But Everything I Know About Love shares more DNA with Derry Girls and Pen15: warm-hearted shows that celebrate friendship as the primary way younger generations are richer than the ones that came before. Birdy and Maggie are enmeshed to a degree that some psychologists might call codependent, but that more viewers might call friendship goals.
For example, the metaphorical “vault” – inside which they seal their most embarrassing confessions (and some of the show’s funniest lines: Beatles fans and Australians, prepare to be outraged) – is symbolic of their unconditional trust. “It’s like a free therapy session,” says Odoffin.
And the friendship is more than just screen-deep, says Powley. “The dream is working with people you actually like, that you love hanging out with – that’s what we got on this show.” She adds: “And that is rare.” Odoffin agrees, deadpan: “I definitely recommend having to dance in front of your coworkers on the first day you meet. It does something for morale.”
Appleton notes that the four of them swapped career advice as they made the show, supporting each other to grow just as their characters do. “Aliyah’s been to RADA and has had training I’ve never had, so I was picking her brain – whereas I’ve worked with cameras and on TV … It just felt really collaborative.”
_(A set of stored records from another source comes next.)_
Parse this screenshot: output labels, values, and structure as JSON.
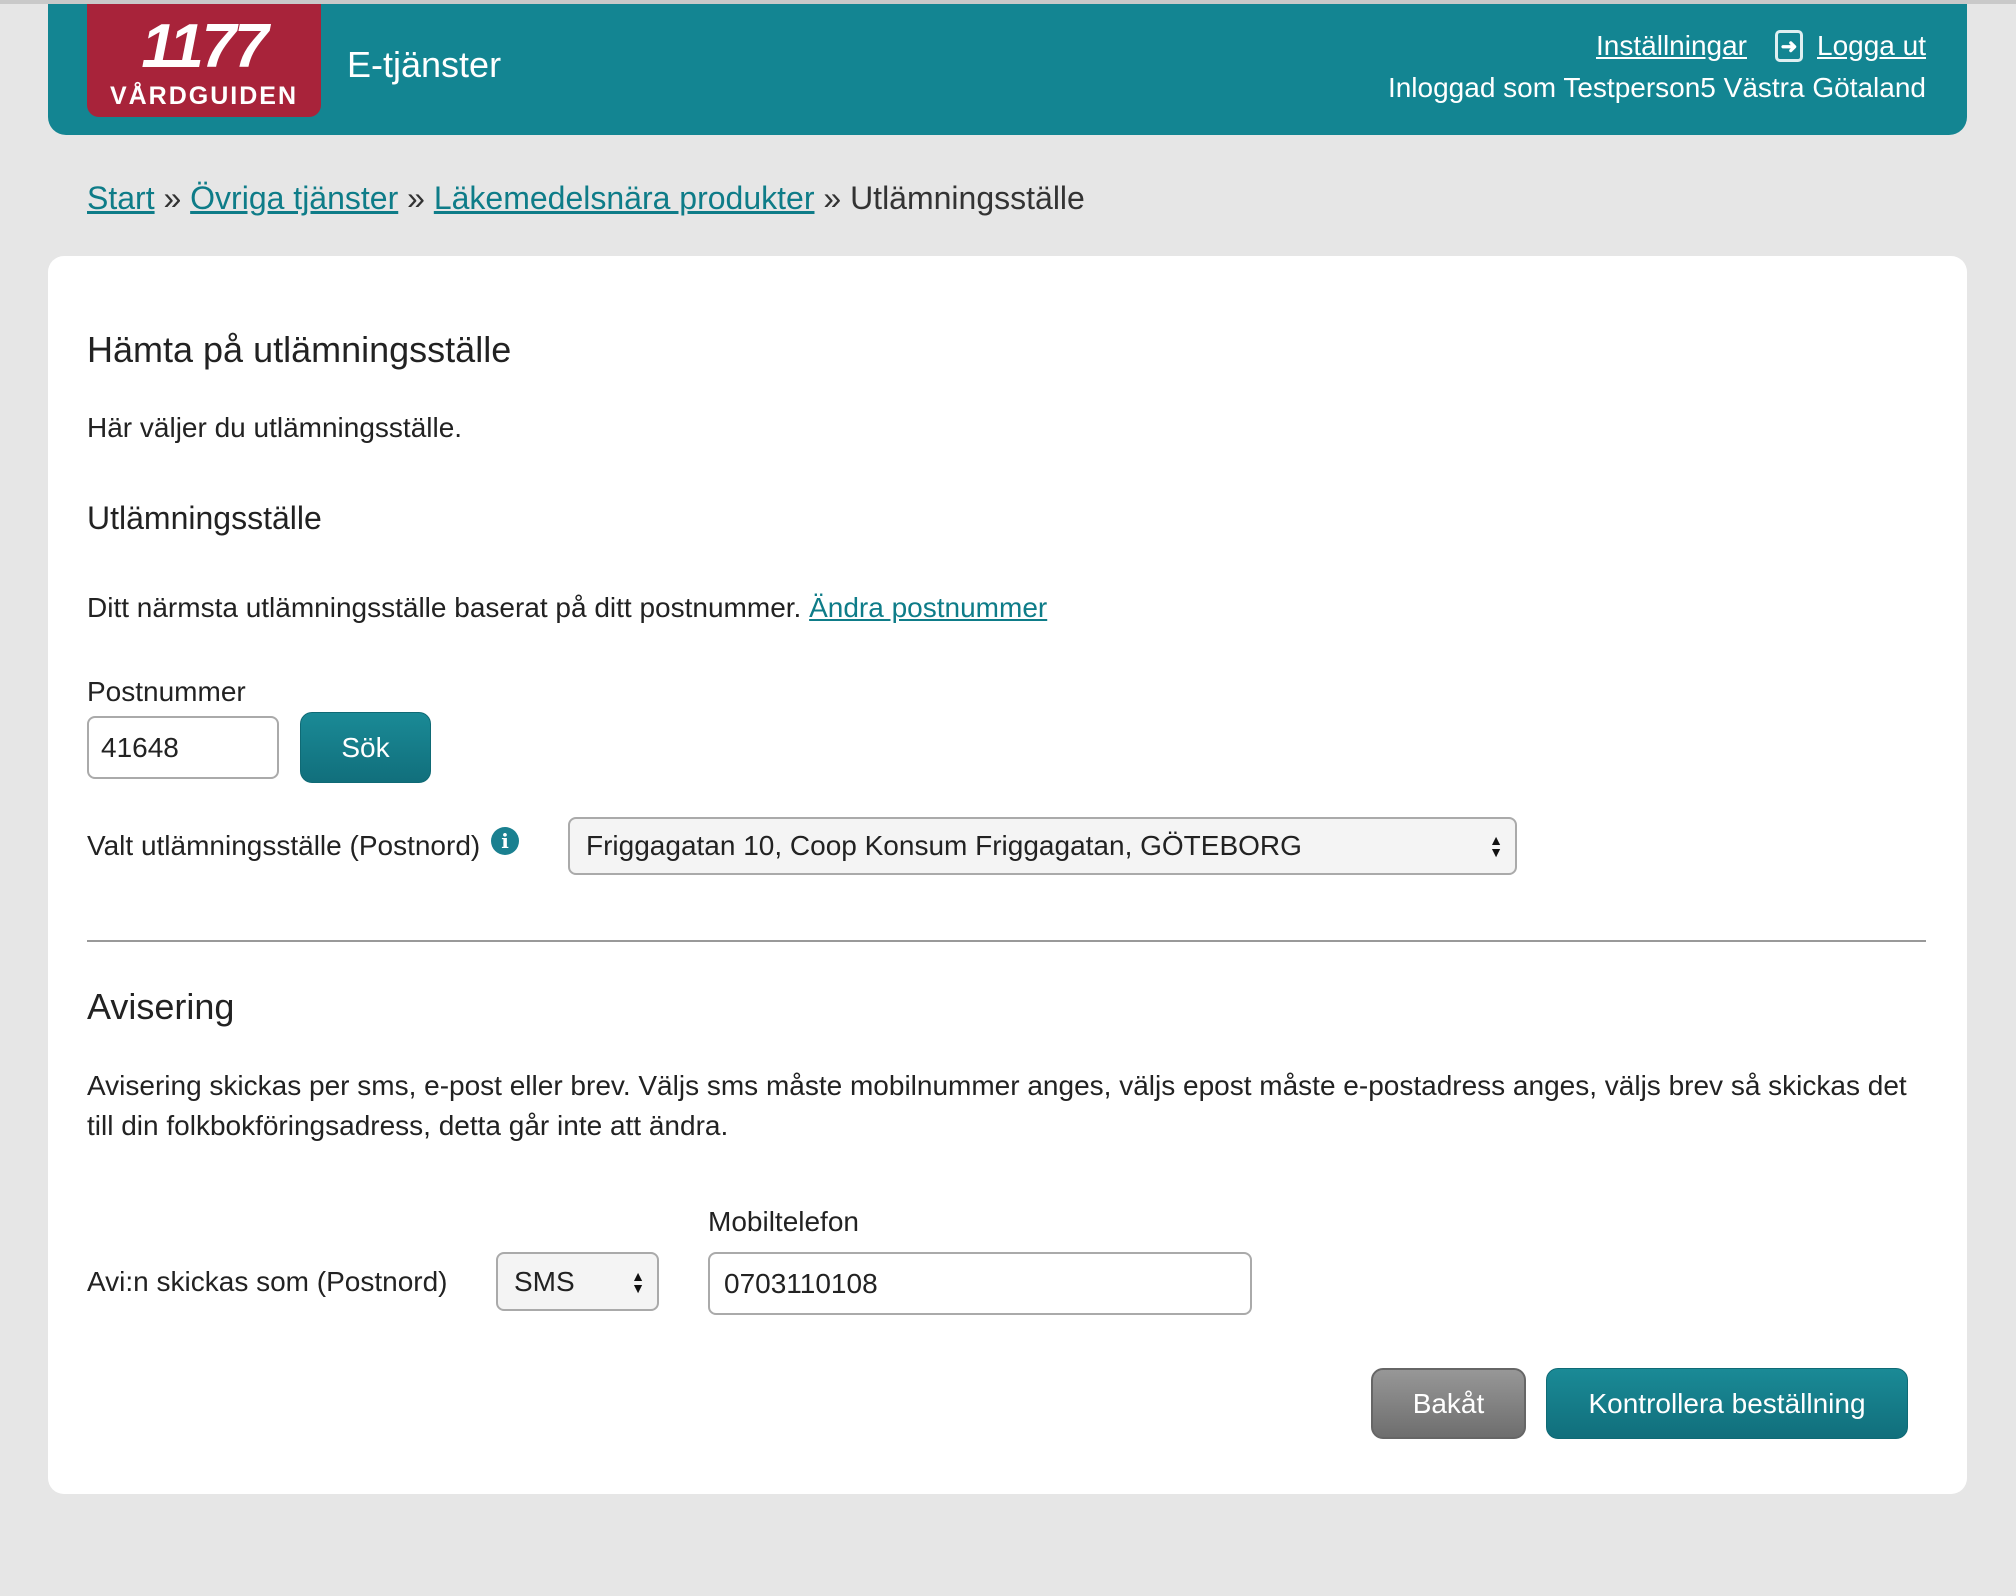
{
  "header": {
    "logo_number": "1177",
    "logo_text": "VÅRDGUIDEN",
    "title": "E-tjänster",
    "settings": "Inställningar",
    "logout": "Logga ut",
    "logged_in": "Inloggad som Testperson5 Västra Götaland"
  },
  "breadcrumb": [
    {
      "label": "Start"
    },
    {
      "label": "Övriga tjänster"
    },
    {
      "label": "Läkemedelsnära produkter"
    },
    {
      "label": "Utlämningsställe"
    }
  ],
  "breadcrumb_separator": "»",
  "main": {
    "title": "Hämta på utlämningsställe",
    "intro": "Här väljer du utlämningsställe.",
    "section_title": "Utlämningsställe",
    "nearest_text": "Ditt närmsta utlämningsställe baserat på ditt postnummer.",
    "change_postcode": "Ändra postnummer",
    "postcode_label": "Postnummer",
    "postcode_value": "41648",
    "search_button": "Sök",
    "pickup_label": "Valt utlämningsställe (Postnord)",
    "pickup_value": "Friggagatan 10, Coop Konsum Friggagatan, GÖTEBORG",
    "notice_title": "Avisering",
    "notice_text": "Avisering skickas per sms, e-post eller brev. Väljs sms måste mobilnummer anges, väljs epost måste e-postadress anges, väljs brev så skickas det till din folkbokföringsadress, detta går inte att ändra.",
    "notice_type_label": "Avi:n skickas som (Postnord)",
    "notice_type_value": "SMS",
    "mobile_label": "Mobiltelefon",
    "mobile_value": "0703110108",
    "back_button": "Bakåt",
    "submit_button": "Kontrollera beställning"
  },
  "colors": {
    "brand_teal": "#138592",
    "logo_red": "#a8233a",
    "background": "#e6e6e6"
  }
}
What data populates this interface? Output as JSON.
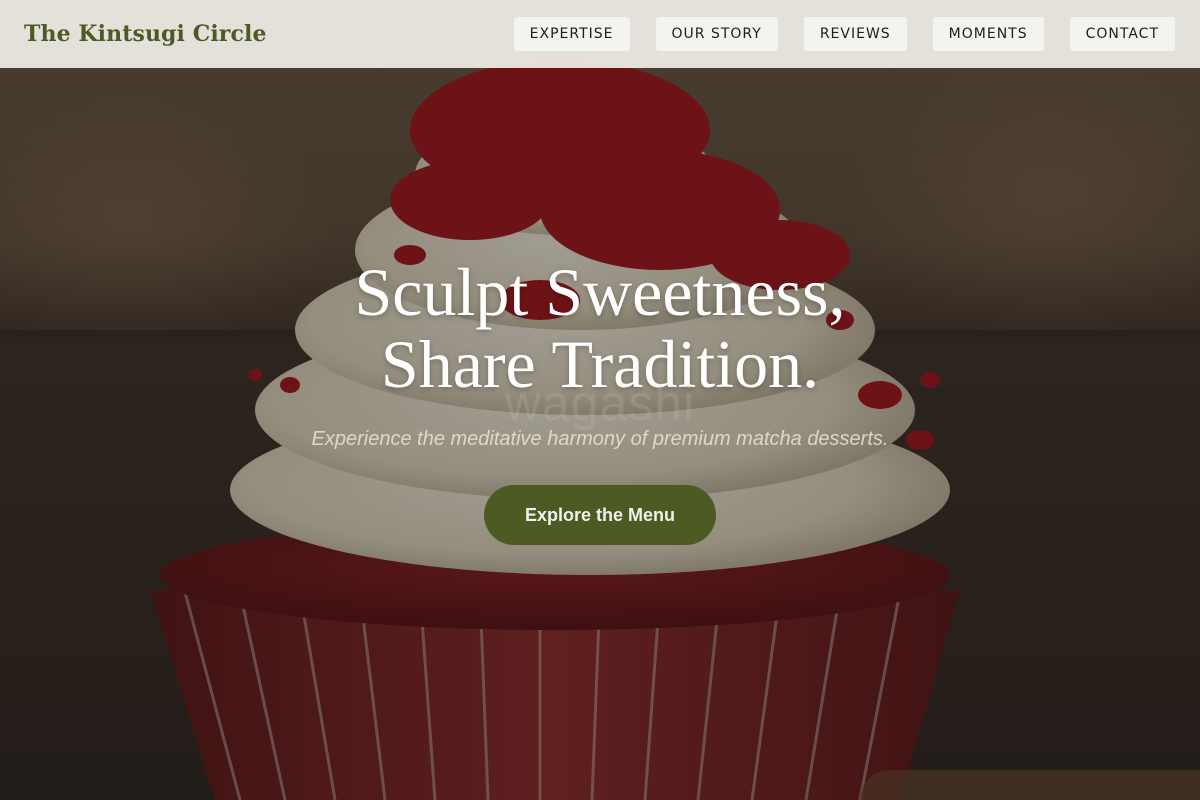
{
  "brand": {
    "name": "The Kintsugi Circle"
  },
  "nav": {
    "items": [
      {
        "label": "EXPERTISE"
      },
      {
        "label": "OUR STORY"
      },
      {
        "label": "REVIEWS"
      },
      {
        "label": "MOMENTS"
      },
      {
        "label": "CONTACT"
      }
    ]
  },
  "hero": {
    "headline_line1": "Sculpt Sweetness,",
    "headline_line2": "Share Tradition.",
    "watermark": "wagashi",
    "subtitle": "Experience the meditative harmony of premium matcha desserts.",
    "cta_label": "Explore the Menu",
    "image_subject": "red-velvet-cupcake-image"
  },
  "colors": {
    "brand": "#4e5a26",
    "cta_background": "#4c5a24",
    "header_background": "#f0eee8"
  }
}
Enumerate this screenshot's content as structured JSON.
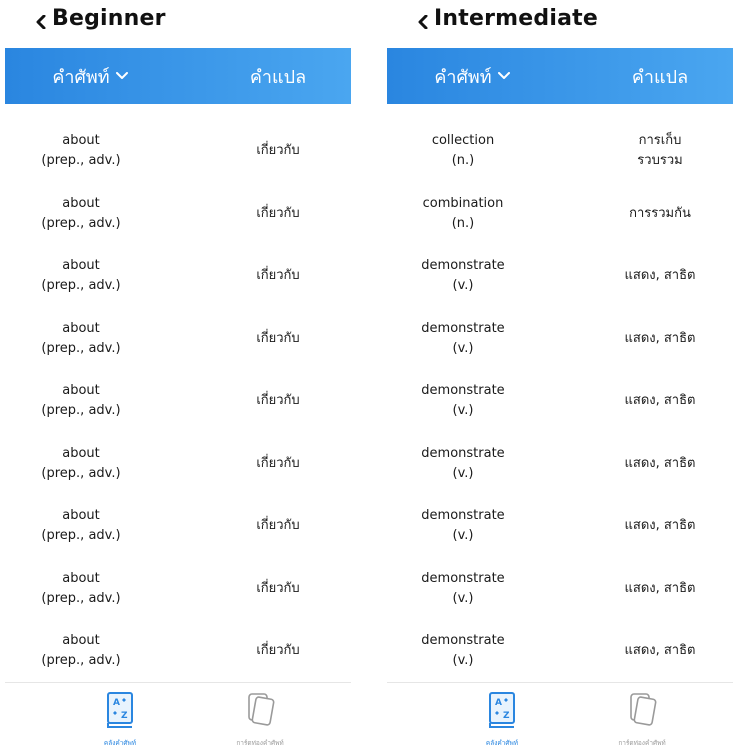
{
  "colors": {
    "accent": "#2a86e0",
    "accent_light": "#4aa6f0",
    "text": "#1a1a1a",
    "inactive": "#9a9a9a"
  },
  "panels": [
    {
      "title": "Beginner",
      "header": {
        "word_col": "คำศัพท์",
        "translation_col": "คำแปล"
      },
      "rows": [
        {
          "word": "about",
          "pos": "(prep., adv.)",
          "translation": [
            "เกี่ยวกับ"
          ]
        },
        {
          "word": "about",
          "pos": "(prep., adv.)",
          "translation": [
            "เกี่ยวกับ"
          ]
        },
        {
          "word": "about",
          "pos": "(prep., adv.)",
          "translation": [
            "เกี่ยวกับ"
          ]
        },
        {
          "word": "about",
          "pos": "(prep., adv.)",
          "translation": [
            "เกี่ยวกับ"
          ]
        },
        {
          "word": "about",
          "pos": "(prep., adv.)",
          "translation": [
            "เกี่ยวกับ"
          ]
        },
        {
          "word": "about",
          "pos": "(prep., adv.)",
          "translation": [
            "เกี่ยวกับ"
          ]
        },
        {
          "word": "about",
          "pos": "(prep., adv.)",
          "translation": [
            "เกี่ยวกับ"
          ]
        },
        {
          "word": "about",
          "pos": "(prep., adv.)",
          "translation": [
            "เกี่ยวกับ"
          ]
        },
        {
          "word": "about",
          "pos": "(prep., adv.)",
          "translation": [
            "เกี่ยวกับ"
          ]
        }
      ],
      "nav": [
        {
          "label": "คลังคำศัพท์",
          "icon": "vocab-book-icon",
          "active": true
        },
        {
          "label": "การ์ดท่องคำศัพท์",
          "icon": "flashcards-icon",
          "active": false
        }
      ]
    },
    {
      "title": "Intermediate",
      "header": {
        "word_col": "คำศัพท์",
        "translation_col": "คำแปล"
      },
      "rows": [
        {
          "word": "collection",
          "pos": "(n.)",
          "translation": [
            "การเก็บ",
            "รวบรวม"
          ]
        },
        {
          "word": "combination",
          "pos": "(n.)",
          "translation": [
            "การรวมกัน"
          ]
        },
        {
          "word": "demonstrate",
          "pos": "(v.)",
          "translation": [
            "แสดง, สาธิต"
          ]
        },
        {
          "word": "demonstrate",
          "pos": "(v.)",
          "translation": [
            "แสดง, สาธิต"
          ]
        },
        {
          "word": "demonstrate",
          "pos": "(v.)",
          "translation": [
            "แสดง, สาธิต"
          ]
        },
        {
          "word": "demonstrate",
          "pos": "(v.)",
          "translation": [
            "แสดง, สาธิต"
          ]
        },
        {
          "word": "demonstrate",
          "pos": "(v.)",
          "translation": [
            "แสดง, สาธิต"
          ]
        },
        {
          "word": "demonstrate",
          "pos": "(v.)",
          "translation": [
            "แสดง, สาธิต"
          ]
        },
        {
          "word": "demonstrate",
          "pos": "(v.)",
          "translation": [
            "แสดง, สาธิต"
          ]
        }
      ],
      "nav": [
        {
          "label": "คลังคำศัพท์",
          "icon": "vocab-book-icon",
          "active": true
        },
        {
          "label": "การ์ดท่องคำศัพท์",
          "icon": "flashcards-icon",
          "active": false
        }
      ]
    }
  ]
}
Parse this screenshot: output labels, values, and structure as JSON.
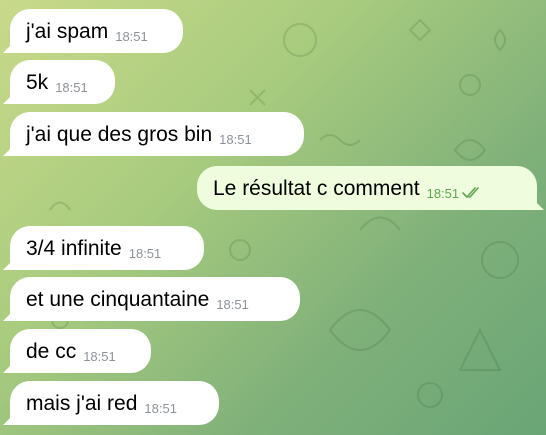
{
  "colors": {
    "incoming_bubble": "#ffffff",
    "outgoing_bubble": "#effdde",
    "time_incoming": "#8e9399",
    "time_outgoing": "#5ea650",
    "background_start": "#c9d98a",
    "background_end": "#6aa576"
  },
  "messages": [
    {
      "direction": "incoming",
      "text": "j'ai spam",
      "time": "18:51"
    },
    {
      "direction": "incoming",
      "text": "5k",
      "time": "18:51"
    },
    {
      "direction": "incoming",
      "text": "j'ai que des gros bin",
      "time": "18:51"
    },
    {
      "direction": "outgoing",
      "text": "Le résultat c comment",
      "time": "18:51",
      "status_icon": "double-check-icon"
    },
    {
      "direction": "incoming",
      "text": "3/4 infinite",
      "time": "18:51"
    },
    {
      "direction": "incoming",
      "text": "et une cinquantaine",
      "time": "18:51"
    },
    {
      "direction": "incoming",
      "text": "de cc",
      "time": "18:51"
    },
    {
      "direction": "incoming",
      "text": "mais j'ai red",
      "time": "18:51"
    }
  ]
}
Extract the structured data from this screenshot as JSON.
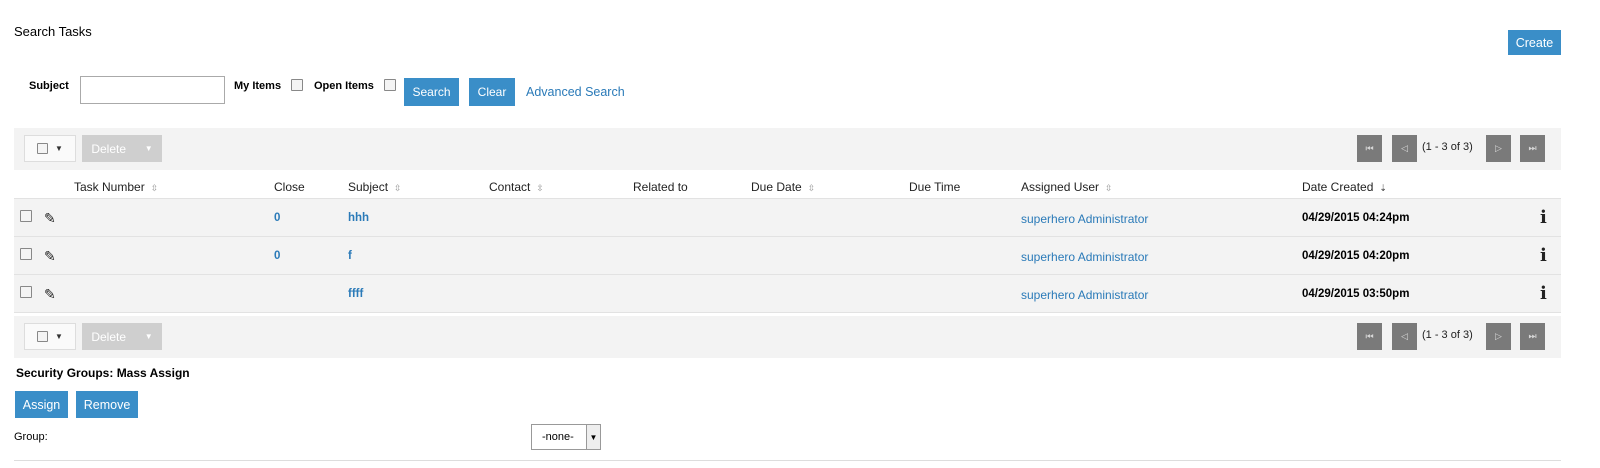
{
  "page": {
    "title": "Search Tasks"
  },
  "toolbar": {
    "create_label": "Create"
  },
  "search": {
    "subject_label": "Subject",
    "subject_value": "",
    "my_items_label": "My Items",
    "open_items_label": "Open Items",
    "search_label": "Search",
    "clear_label": "Clear",
    "advanced_label": "Advanced Search"
  },
  "actions": {
    "delete_label": "Delete"
  },
  "pagination": {
    "range_text": "(1 - 3 of 3)"
  },
  "table": {
    "columns": [
      "Task Number",
      "Close",
      "Subject",
      "Contact",
      "Related to",
      "Due Date",
      "Due Time",
      "Assigned User",
      "Date Created"
    ],
    "rows": [
      {
        "task_number": "",
        "close": "0",
        "subject": "hhh",
        "contact": "",
        "related_to": "",
        "due_date": "",
        "due_time": "",
        "assigned_user": "superhero Administrator",
        "date_created": "04/29/2015 04:24pm"
      },
      {
        "task_number": "",
        "close": "0",
        "subject": "f",
        "contact": "",
        "related_to": "",
        "due_date": "",
        "due_time": "",
        "assigned_user": "superhero Administrator",
        "date_created": "04/29/2015 04:20pm"
      },
      {
        "task_number": "",
        "close": "",
        "subject": "ffff",
        "contact": "",
        "related_to": "",
        "due_date": "",
        "due_time": "",
        "assigned_user": "superhero Administrator",
        "date_created": "04/29/2015 03:50pm"
      }
    ]
  },
  "security_groups": {
    "title": "Security Groups: Mass Assign",
    "assign_label": "Assign",
    "remove_label": "Remove",
    "group_label": "Group:",
    "group_value": "-none-"
  },
  "icons": {
    "edit": "pencil-icon",
    "info": "info-icon",
    "first": "first-page-icon",
    "prev": "prev-page-icon",
    "next": "next-page-icon",
    "last": "last-page-icon"
  },
  "colors": {
    "accent": "#3a8ec8",
    "link": "#2a7ab8",
    "pager": "#7a7a7a",
    "disabled": "#cfcfcf"
  }
}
She hopes Everything I Know About Love will help twentysomethings embrace the uncertainty of those years: “It’s a messy time, and that is good – figuring stuff out in the mess.”
Now 30, however, Appleton and Powley feel they are out of the woods. Powley says, starting a new decade, she had that cliche realisation: “Oh, THIS is who I am!” “When you are in your early 20s you’re searching a bit, or certainly I was – working out who I was through friendships, relationships, work, love, sex,” she says. “Dolly’s captured that perfectly.”
“Yeah, totally,” agrees Appleton. All the same, “you couldn’t pay me to go back to my early 20s”.